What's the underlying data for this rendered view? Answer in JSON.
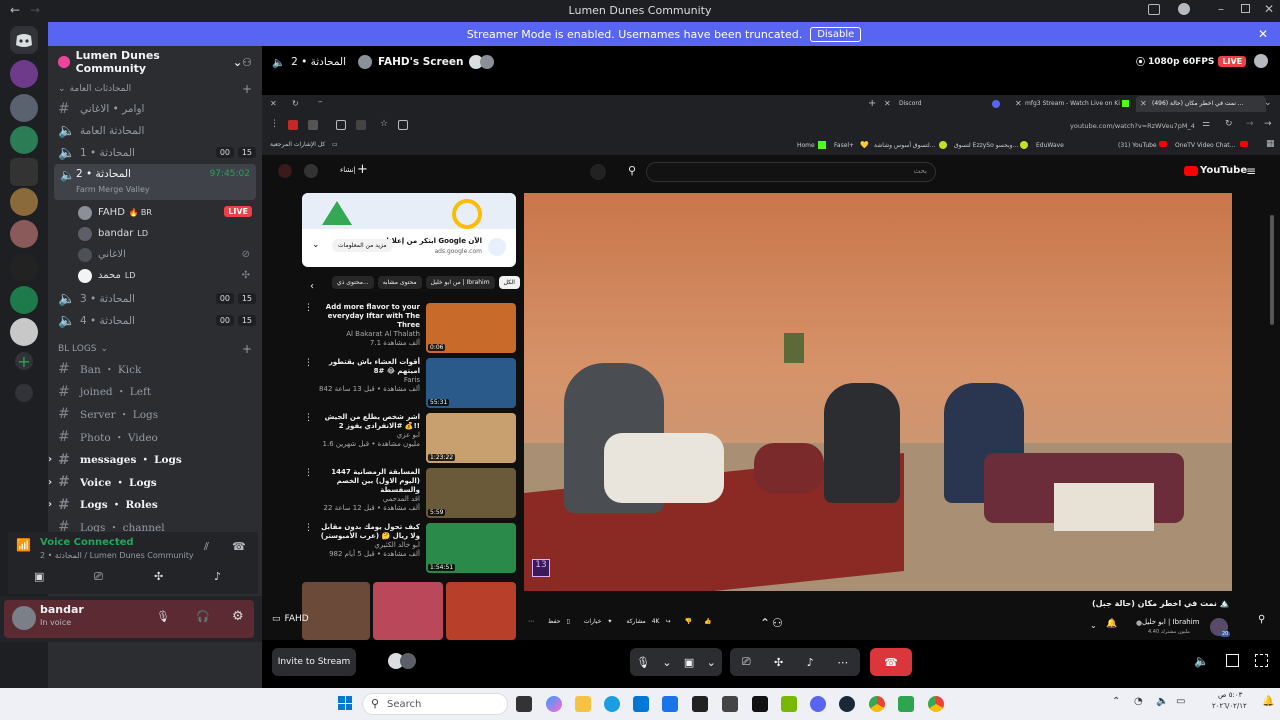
{
  "window": {
    "title": "Lumen Dunes Community"
  },
  "banner": {
    "text": "Streamer Mode is enabled. Usernames have been truncated.",
    "disable_label": "Disable"
  },
  "server": {
    "name": "Lumen Dunes Community"
  },
  "sidebar": {
    "category_general": "المحادثات العامة",
    "channels_top": [
      {
        "type": "text",
        "label": "اوامر • الاغاني"
      },
      {
        "type": "voice",
        "label": "المحادثة العامة"
      },
      {
        "type": "voice",
        "label": "المحادثة • 1",
        "count_a": "00",
        "count_b": "15"
      }
    ],
    "active_voice": {
      "label": "المحادثة • 2",
      "timer": "97:45:02",
      "subtitle": "Farm Merge Valley"
    },
    "voice_users": [
      {
        "name": "FAHD",
        "tag": "BR",
        "live": "LIVE"
      },
      {
        "name": "bandar",
        "tag": "LD"
      },
      {
        "name": "الاغاني"
      },
      {
        "name": "محمد",
        "tag": "LD"
      }
    ],
    "channels_mid": [
      {
        "label": "المحادثة • 3",
        "count_a": "00",
        "count_b": "15"
      },
      {
        "label": "المحادثة • 4",
        "count_a": "00",
        "count_b": "15"
      }
    ],
    "category_logs": "BL LOGS",
    "log_channels": [
      {
        "label": "Ban ・ Kick",
        "bold": false
      },
      {
        "label": "joined ・ Left",
        "bold": false
      },
      {
        "label": "Server ・ Logs",
        "bold": false
      },
      {
        "label": "Photo ・ Video",
        "bold": false
      },
      {
        "label": "messages ・ Logs",
        "bold": true
      },
      {
        "label": "Voice ・ Logs",
        "bold": true
      },
      {
        "label": "Logs ・ Roles",
        "bold": true
      },
      {
        "label": "Logs ・ channel",
        "bold": false
      },
      {
        "label": "Logs",
        "bold": true
      }
    ]
  },
  "voice_panel": {
    "status": "Voice Connected",
    "location": "2 • المحادثة / Lumen Dunes Community"
  },
  "user_bar": {
    "name": "bandar",
    "status": "In voice"
  },
  "stream_header": {
    "channel": "المحادثة • 2",
    "screen": "FAHD's Screen",
    "quality": "1080p 60FPS",
    "live": "LIVE",
    "streamer_label": "FAHD"
  },
  "browser": {
    "tabs": [
      "Discord",
      "mfg3 Stream - Watch Live on Ki",
      "(496) نمت في اخطر مكان (حالة ..."
    ],
    "url": "youtube.com/watch?v=RzWVeu7pM_4",
    "bookmarks": [
      "Home",
      "Fasel+",
      "لتسوق أسوس وشاشة...",
      "لتسوق EzzySo وبحسو...",
      "EduWave",
      "(31) YouTube",
      "OneTV Video Chat..."
    ],
    "bookmark_folder": "كل الإشارات المرجعية"
  },
  "youtube": {
    "logo": "YouTube",
    "ad": {
      "title": "ابتكر من إعلانات Google الآن",
      "domain": "ads.google.com",
      "cta": "مزيد من المعلومات",
      "label": "إعلان"
    },
    "chips": [
      "الكل",
      "من ابو خليل | Ibrahim",
      "محتوى مشابه",
      "محتوى ذي..."
    ],
    "related": [
      {
        "title": "Add more flavor to your everyday Iftar with The Three",
        "channel": "Al Bakarat Al Thalath",
        "meta": "7.1 ألف مشاهدة",
        "duration": "0:06"
      },
      {
        "title": "أقوات العشاء باش يقتطور اميتهم 😂 #8",
        "channel": "Faris",
        "meta": "842 ألف مشاهدة • قبل 13 ساعة",
        "duration": "55:31"
      },
      {
        "title": "اشر شخص يطلع من الجيش الانفرادي يفوز 2# 💰!!",
        "channel": "ابو عزي",
        "meta": "1.6 مليون مشاهدة • قبل شهرين",
        "duration": "1:23:22"
      },
      {
        "title": "المسابقة الرمضانية 1447 (اليوم الاول) بين الخصم والسفسطة",
        "channel": "اقد المدحمي",
        "meta": "22 ألف مشاهدة • قبل 12 ساعة",
        "duration": "5:59"
      },
      {
        "title": "كيف تحول يومك بدون مقابل ولا ريال 🤔 (عرب الأمبوستر)",
        "channel": "ابو خالد الكثيري",
        "meta": "982 ألف مشاهدة • قبل 5 أيام",
        "duration": "1:54:51"
      }
    ],
    "video_title": "نمت في اخطر مكان (حالة جبل) 🏔️",
    "channel_name": "ابو خليل | Ibrahim",
    "subscribers": "4.40 مليون مشترك",
    "subscribe_count": "20",
    "actions": [
      "حفظ",
      "خيارات",
      "مشاركة",
      "4K"
    ],
    "age_badge": "13"
  },
  "controls": {
    "invite": "Invite to Stream"
  },
  "taskbar": {
    "search_placeholder": "Search",
    "time": "٥:٠٣ ص",
    "date": "٢٠٢٦/٠٢/١٢"
  },
  "colors": {
    "blurple": "#5865f2",
    "live_red": "#ed4245",
    "voice_green": "#23a55a",
    "yt_red": "#ff0000"
  }
}
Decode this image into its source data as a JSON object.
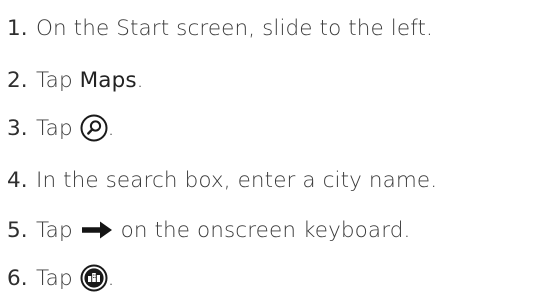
{
  "steps": [
    {
      "number": "1.",
      "text": "On the Start screen, slide to the left."
    },
    {
      "number": "2.",
      "before": "Tap ",
      "bold": "Maps",
      "after": "."
    },
    {
      "number": "3.",
      "before": "Tap ",
      "icon": "search-circle-icon",
      "after": "."
    },
    {
      "number": "4.",
      "text": "In the search box, enter a city name."
    },
    {
      "number": "5.",
      "before": "Tap ",
      "icon": "right-arrow-icon",
      "after": " on the onscreen keyboard."
    },
    {
      "number": "6.",
      "before": "Tap ",
      "icon": "city-buildings-circle-icon",
      "after": "."
    }
  ]
}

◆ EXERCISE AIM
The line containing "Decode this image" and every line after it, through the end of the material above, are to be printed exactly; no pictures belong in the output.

◆ EXERCISE SOLUTION
Decode this image into its source data as a JSON object.
{
  "steps": [
    {
      "number": "1.",
      "text": "On the Start screen, slide to the left."
    },
    {
      "number": "2.",
      "before": "Tap ",
      "bold": "Maps",
      "after": "."
    },
    {
      "number": "3.",
      "before": "Tap ",
      "icon": "search-circle-icon",
      "after": "."
    },
    {
      "number": "4.",
      "text": "In the search box, enter a city name."
    },
    {
      "number": "5.",
      "before": "Tap ",
      "icon": "right-arrow-icon",
      "after": " on the onscreen keyboard."
    },
    {
      "number": "6.",
      "before": "Tap ",
      "icon": "city-buildings-circle-icon",
      "after": "."
    }
  ]
}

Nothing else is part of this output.